Key Concept 7.1: Governmental, political, and social organizations struggled to address the effects of large-scale industrialization, economic uncertainty, and related social changes such as urbanization and mass migration.
I. The continued growth and consolidation of large corporations transformed American society and the nation’s economy, promoting urbanization and economic growth, even as business cycle fluctuations became increasingly severe. (WOR-3) (ID-7) (WXT-3) (WXT-5) (POL-3)
A. Large corporations came to dominate the U.S. economy as it increasingly focused on the production of consumer goods, driven by new technologies and manufacturing techniques.
B. The United States continued its transition from a rural, agricultural society to an urban, industrial one, offering new economic opportunities for women, internal migrants, and international migrants who continued to flock to the United States.
C. Even as economic growth continued, episodes of credit and market instability, most critically the Great Depression, led to calls for the creation of a stronger financial regulatory system.
II. Progressive reformers responded to economic instability, social inequality, and political corruption by calling for government intervention in the economy, expanded democracy, greater social justice, and conservation of natural resources. (WXT-6) (WXT-7) (WXT-8) (POL-3) (ENV-5) (CUL-5)
A. In the late 1890s and the early years of the 20th century, journalists and Progressive reformers — largely urban and middle class, and often female —worked to reform existing social and political institutions at the local, state, and federal levels by creating new organizations aimed at addressing social problems associated with an industrial society.
B. Progressives promoted federal legislation to regulate abuses of the economy and the environment, and many sought to expand democracy.
• Clayton Antitrust Act, Florence Kelley, Federal Reserve Bank
National, state, and local reformers responded to economic upheavals, laissez-faire capitalism, and the Great Depression by transforming the U.S. into a limited welfare state. (WXT-8) (POL-2) (POL-4) (ID-3) (CUL-5)
A. The liberalism of President Franklin Roosevelt’s New Deal drew on earlier progressive ideas and represented a multifaceted approach to both the causes and effects of the Great Depression, using government power to provide
relief to the poor, stimulate recovery, and reform the American economy.
• National Recovery Administration, Tennessee Valley Authority, Federal Writers’ Project B.Radical, union, and populist movements pushed Roosevelt toward more extensive reforms, even as conservatives in Congress and the Supreme Court sought to limit the New Deal’s scope.
• Huey Long, Supreme Court fight C. Although the New Deal did not completely overcome the Depression, it left a legacy of reforms and agencies that endeavored to make society and individuals more secure, and it helped foster a long-term political realignment in which many ethnic groups, African Americans, and workingclass communities identified with the Democratic Party.
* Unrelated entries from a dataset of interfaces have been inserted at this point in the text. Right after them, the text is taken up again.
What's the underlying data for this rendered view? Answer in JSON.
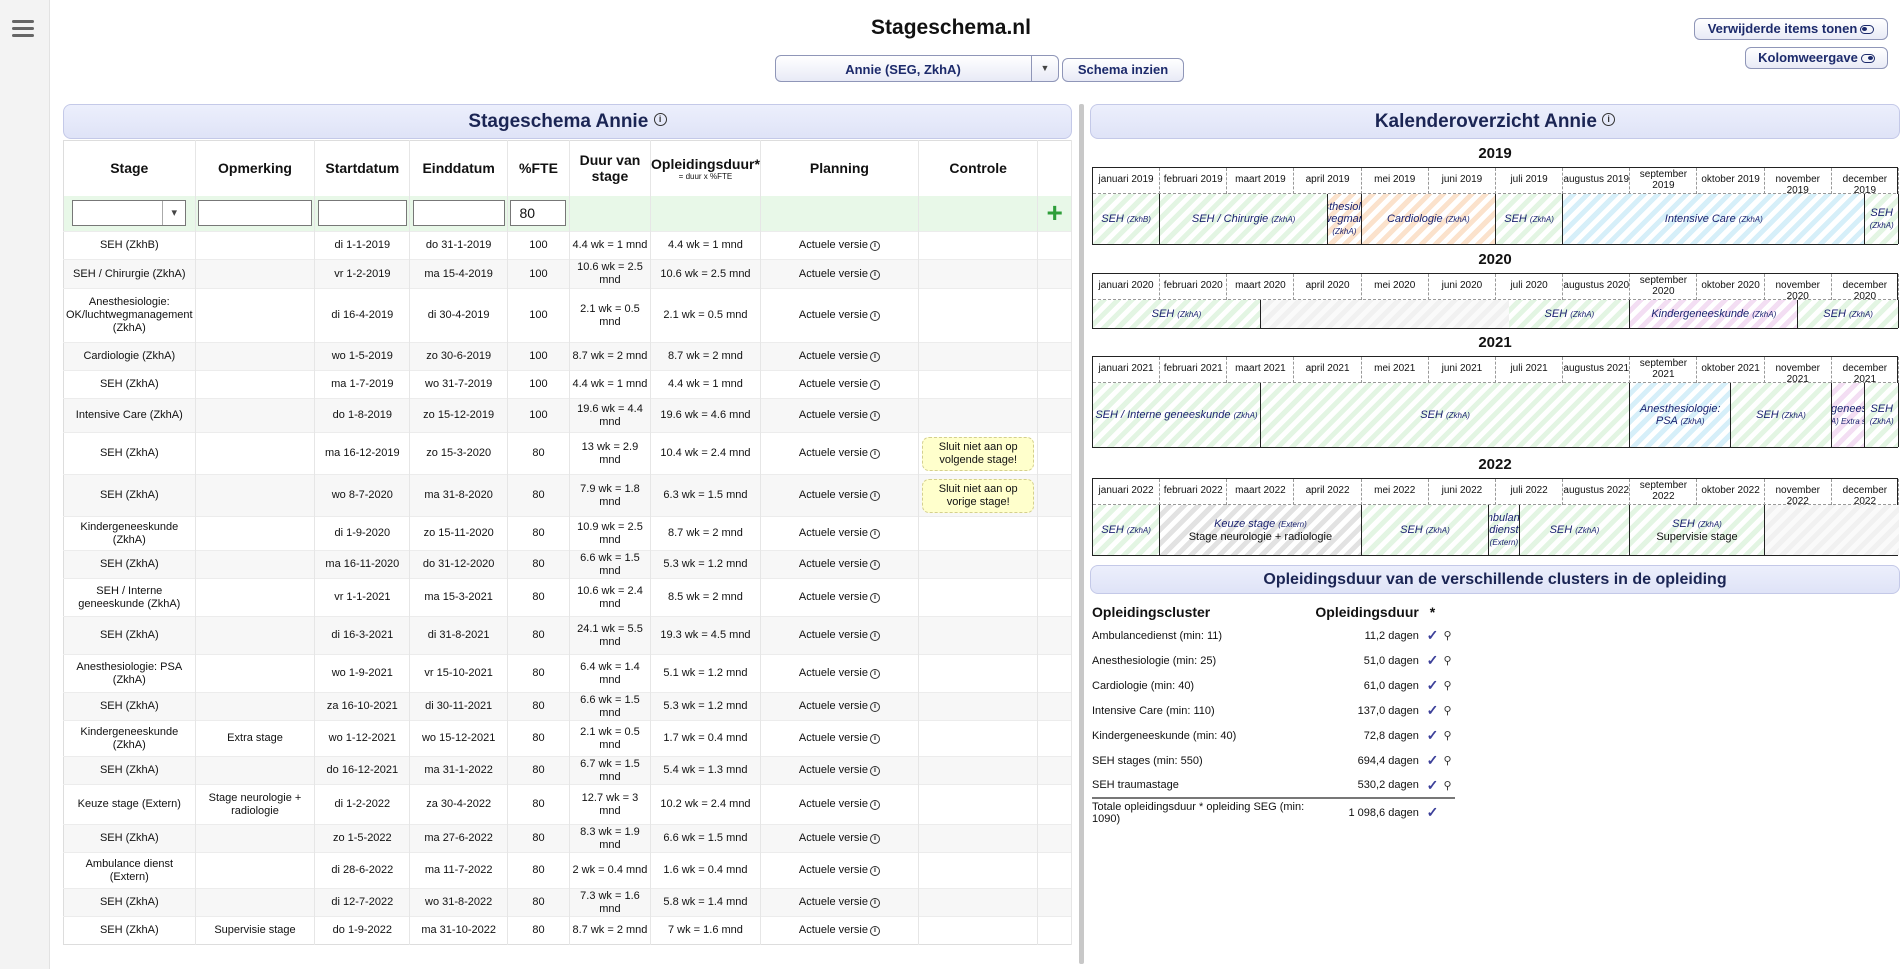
{
  "site_title": "Stageschema.nl",
  "student_select": {
    "value": "Annie (SEG, ZkhA)"
  },
  "buttons": {
    "view_schema": "Schema inzien",
    "show_removed": "Verwijderde items tonen",
    "column_view": "Kolomweergave"
  },
  "stage_section": {
    "title": "Stageschema Annie",
    "headers": {
      "stage": "Stage",
      "remark": "Opmerking",
      "start": "Startdatum",
      "end": "Einddatum",
      "fte": "%FTE",
      "duration": "Duur van stage",
      "training": "Opleidingsduur*",
      "training_note": "= duur x %FTE",
      "planning": "Planning",
      "control": "Controle"
    },
    "input_fte": "80",
    "rows": [
      {
        "stage": "SEH (ZkhB)",
        "remark": "",
        "start": "di 1-1-2019",
        "end": "do 31-1-2019",
        "fte": "100",
        "duration": "4.4 wk = 1 mnd",
        "training": "4.4 wk = 1 mnd",
        "planning": "Actuele versie",
        "control": ""
      },
      {
        "stage": "SEH / Chirurgie (ZkhA)",
        "remark": "",
        "start": "vr 1-2-2019",
        "end": "ma 15-4-2019",
        "fte": "100",
        "duration": "10.6 wk = 2.5 mnd",
        "training": "10.6 wk = 2.5 mnd",
        "planning": "Actuele versie",
        "control": ""
      },
      {
        "stage": "Anesthesiologie: OK/luchtwegmanagement (ZkhA)",
        "remark": "",
        "start": "di 16-4-2019",
        "end": "di 30-4-2019",
        "fte": "100",
        "duration": "2.1 wk = 0.5 mnd",
        "training": "2.1 wk = 0.5 mnd",
        "planning": "Actuele versie",
        "control": ""
      },
      {
        "stage": "Cardiologie (ZkhA)",
        "remark": "",
        "start": "wo 1-5-2019",
        "end": "zo 30-6-2019",
        "fte": "100",
        "duration": "8.7 wk = 2 mnd",
        "training": "8.7 wk = 2 mnd",
        "planning": "Actuele versie",
        "control": ""
      },
      {
        "stage": "SEH (ZkhA)",
        "remark": "",
        "start": "ma 1-7-2019",
        "end": "wo 31-7-2019",
        "fte": "100",
        "duration": "4.4 wk = 1 mnd",
        "training": "4.4 wk = 1 mnd",
        "planning": "Actuele versie",
        "control": ""
      },
      {
        "stage": "Intensive Care (ZkhA)",
        "remark": "",
        "start": "do 1-8-2019",
        "end": "zo 15-12-2019",
        "fte": "100",
        "duration": "19.6 wk = 4.4 mnd",
        "training": "19.6 wk = 4.6 mnd",
        "planning": "Actuele versie",
        "control": ""
      },
      {
        "stage": "SEH (ZkhA)",
        "remark": "",
        "start": "ma 16-12-2019",
        "end": "zo 15-3-2020",
        "fte": "80",
        "duration": "13 wk = 2.9 mnd",
        "training": "10.4 wk = 2.4 mnd",
        "planning": "Actuele versie",
        "control": "Sluit niet aan op volgende stage!"
      },
      {
        "stage": "SEH (ZkhA)",
        "remark": "",
        "start": "wo 8-7-2020",
        "end": "ma 31-8-2020",
        "fte": "80",
        "duration": "7.9 wk = 1.8 mnd",
        "training": "6.3 wk = 1.5 mnd",
        "planning": "Actuele versie",
        "control": "Sluit niet aan op vorige stage!"
      },
      {
        "stage": "Kindergeneeskunde (ZkhA)",
        "remark": "",
        "start": "di 1-9-2020",
        "end": "zo 15-11-2020",
        "fte": "80",
        "duration": "10.9 wk = 2.5 mnd",
        "training": "8.7 wk = 2 mnd",
        "planning": "Actuele versie",
        "control": ""
      },
      {
        "stage": "SEH (ZkhA)",
        "remark": "",
        "start": "ma 16-11-2020",
        "end": "do 31-12-2020",
        "fte": "80",
        "duration": "6.6 wk = 1.5 mnd",
        "training": "5.3 wk = 1.2 mnd",
        "planning": "Actuele versie",
        "control": ""
      },
      {
        "stage": "SEH / Interne geneeskunde (ZkhA)",
        "remark": "",
        "start": "vr 1-1-2021",
        "end": "ma 15-3-2021",
        "fte": "80",
        "duration": "10.6 wk = 2.4 mnd",
        "training": "8.5 wk = 2 mnd",
        "planning": "Actuele versie",
        "control": ""
      },
      {
        "stage": "SEH (ZkhA)",
        "remark": "",
        "start": "di 16-3-2021",
        "end": "di 31-8-2021",
        "fte": "80",
        "duration": "24.1 wk = 5.5 mnd",
        "training": "19.3 wk = 4.5 mnd",
        "planning": "Actuele versie",
        "control": ""
      },
      {
        "stage": "Anesthesiologie: PSA (ZkhA)",
        "remark": "",
        "start": "wo 1-9-2021",
        "end": "vr 15-10-2021",
        "fte": "80",
        "duration": "6.4 wk = 1.4 mnd",
        "training": "5.1 wk = 1.2 mnd",
        "planning": "Actuele versie",
        "control": ""
      },
      {
        "stage": "SEH (ZkhA)",
        "remark": "",
        "start": "za 16-10-2021",
        "end": "di 30-11-2021",
        "fte": "80",
        "duration": "6.6 wk = 1.5 mnd",
        "training": "5.3 wk = 1.2 mnd",
        "planning": "Actuele versie",
        "control": ""
      },
      {
        "stage": "Kindergeneeskunde (ZkhA)",
        "remark": "Extra stage",
        "start": "wo 1-12-2021",
        "end": "wo 15-12-2021",
        "fte": "80",
        "duration": "2.1 wk = 0.5 mnd",
        "training": "1.7 wk = 0.4 mnd",
        "planning": "Actuele versie",
        "control": ""
      },
      {
        "stage": "SEH (ZkhA)",
        "remark": "",
        "start": "do 16-12-2021",
        "end": "ma 31-1-2022",
        "fte": "80",
        "duration": "6.7 wk = 1.5 mnd",
        "training": "5.4 wk = 1.3 mnd",
        "planning": "Actuele versie",
        "control": ""
      },
      {
        "stage": "Keuze stage (Extern)",
        "remark": "Stage neurologie + radiologie",
        "start": "di 1-2-2022",
        "end": "za 30-4-2022",
        "fte": "80",
        "duration": "12.7 wk = 3 mnd",
        "training": "10.2 wk = 2.4 mnd",
        "planning": "Actuele versie",
        "control": ""
      },
      {
        "stage": "SEH (ZkhA)",
        "remark": "",
        "start": "zo 1-5-2022",
        "end": "ma 27-6-2022",
        "fte": "80",
        "duration": "8.3 wk = 1.9 mnd",
        "training": "6.6 wk = 1.5 mnd",
        "planning": "Actuele versie",
        "control": ""
      },
      {
        "stage": "Ambulance dienst (Extern)",
        "remark": "",
        "start": "di 28-6-2022",
        "end": "ma 11-7-2022",
        "fte": "80",
        "duration": "2 wk = 0.4 mnd",
        "training": "1.6 wk = 0.4 mnd",
        "planning": "Actuele versie",
        "control": ""
      },
      {
        "stage": "SEH (ZkhA)",
        "remark": "",
        "start": "di 12-7-2022",
        "end": "wo 31-8-2022",
        "fte": "80",
        "duration": "7.3 wk = 1.6 mnd",
        "training": "5.8 wk = 1.4 mnd",
        "planning": "Actuele versie",
        "control": ""
      },
      {
        "stage": "SEH (ZkhA)",
        "remark": "Supervisie stage",
        "start": "do 1-9-2022",
        "end": "ma 31-10-2022",
        "fte": "80",
        "duration": "8.7 wk = 2 mnd",
        "training": "7 wk = 1.6 mnd",
        "planning": "Actuele versie",
        "control": ""
      }
    ]
  },
  "calendar": {
    "title": "Kalenderoverzicht Annie",
    "month_names": [
      "januari",
      "februari",
      "maart",
      "april",
      "mei",
      "juni",
      "juli",
      "augustus",
      "september",
      "oktober",
      "november",
      "december"
    ],
    "years": [
      {
        "year": "2019",
        "blocks": [
          {
            "label": "SEH",
            "sub": "(ZkhB)",
            "start": 0,
            "end": 1,
            "color": "g"
          },
          {
            "label": "SEH / Chirurgie",
            "sub": "(ZkhA)",
            "start": 1,
            "end": 3.5,
            "color": "g"
          },
          {
            "label": "Anesthesiologie: OK/luchtwegmanagement",
            "sub": "(ZkhA)",
            "start": 3.5,
            "end": 4,
            "color": "o"
          },
          {
            "label": "Cardiologie",
            "sub": "(ZkhA)",
            "start": 4,
            "end": 6,
            "color": "o"
          },
          {
            "label": "SEH",
            "sub": "(ZkhA)",
            "start": 6,
            "end": 7,
            "color": "g"
          },
          {
            "label": "Intensive Care",
            "sub": "(ZkhA)",
            "start": 7,
            "end": 11.5,
            "color": "c"
          },
          {
            "label": "SEH",
            "sub": "(ZkhA)",
            "start": 11.5,
            "end": 12,
            "color": "g"
          }
        ]
      },
      {
        "year": "2020",
        "blocks": [
          {
            "label": "SEH",
            "sub": "(ZkhA)",
            "start": 0,
            "end": 2.5,
            "color": "g"
          },
          {
            "label": "",
            "sub": "",
            "start": 2.5,
            "end": 6.2,
            "color": "empty"
          },
          {
            "label": "SEH",
            "sub": "(ZkhA)",
            "start": 6.2,
            "end": 8,
            "color": "g"
          },
          {
            "label": "Kindergeneeskunde",
            "sub": "(ZkhA)",
            "start": 8,
            "end": 10.5,
            "color": "p"
          },
          {
            "label": "SEH",
            "sub": "(ZkhA)",
            "start": 10.5,
            "end": 12,
            "color": "g"
          }
        ]
      },
      {
        "year": "2021",
        "blocks": [
          {
            "label": "SEH / Interne geneeskunde",
            "sub": "(ZkhA)",
            "start": 0,
            "end": 2.5,
            "color": "g"
          },
          {
            "label": "SEH",
            "sub": "(ZkhA)",
            "start": 2.5,
            "end": 8,
            "color": "g"
          },
          {
            "label": "Anesthesiologie: PSA",
            "sub": "(ZkhA)",
            "start": 8,
            "end": 9.5,
            "color": "c"
          },
          {
            "label": "SEH",
            "sub": "(ZkhA)",
            "start": 9.5,
            "end": 11,
            "color": "g"
          },
          {
            "label": "Kindergeneeskunde",
            "sub": "(ZkhA) Extra stage",
            "start": 11,
            "end": 11.5,
            "color": "p"
          },
          {
            "label": "SEH",
            "sub": "(ZkhA)",
            "start": 11.5,
            "end": 12,
            "color": "g"
          }
        ]
      },
      {
        "year": "2022",
        "blocks": [
          {
            "label": "SEH",
            "sub": "(ZkhA)",
            "start": 0,
            "end": 1,
            "color": "g"
          },
          {
            "label": "Keuze stage",
            "sub": "(Extern)",
            "extra": "Stage neurologie + radiologie",
            "start": 1,
            "end": 4,
            "color": "gr"
          },
          {
            "label": "SEH",
            "sub": "(ZkhA)",
            "start": 4,
            "end": 5.9,
            "color": "g"
          },
          {
            "label": "Ambulance dienst",
            "sub": "(Extern)",
            "start": 5.9,
            "end": 6.35,
            "color": "g"
          },
          {
            "label": "SEH",
            "sub": "(ZkhA)",
            "start": 6.35,
            "end": 8,
            "color": "g"
          },
          {
            "label": "SEH",
            "sub": "(ZkhA)",
            "extra": "Supervisie stage",
            "start": 8,
            "end": 10,
            "color": "g"
          },
          {
            "label": "",
            "sub": "",
            "start": 10,
            "end": 12,
            "color": "empty"
          }
        ]
      }
    ]
  },
  "clusters": {
    "title": "Opleidingsduur van de verschillende clusters in de opleiding",
    "col_cluster": "Opleidingscluster",
    "col_duration": "Opleidingsduur",
    "col_star": "*",
    "rows": [
      {
        "name": "Ambulancedienst (min: 11)",
        "value": "11,2 dagen"
      },
      {
        "name": "Anesthesiologie (min: 25)",
        "value": "51,0 dagen"
      },
      {
        "name": "Cardiologie (min: 40)",
        "value": "61,0 dagen"
      },
      {
        "name": "Intensive Care (min: 110)",
        "value": "137,0 dagen"
      },
      {
        "name": "Kindergeneeskunde (min: 40)",
        "value": "72,8 dagen"
      },
      {
        "name": "SEH stages (min: 550)",
        "value": "694,4 dagen"
      },
      {
        "name": "SEH traumastage",
        "value": "530,2 dagen"
      }
    ],
    "total": {
      "name": "Totale opleidingsduur * opleiding SEG (min: 1090)",
      "value": "1 098,6 dagen"
    }
  }
}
• Social Security Act, Federal Deposit Insurance Corporation (FDIC)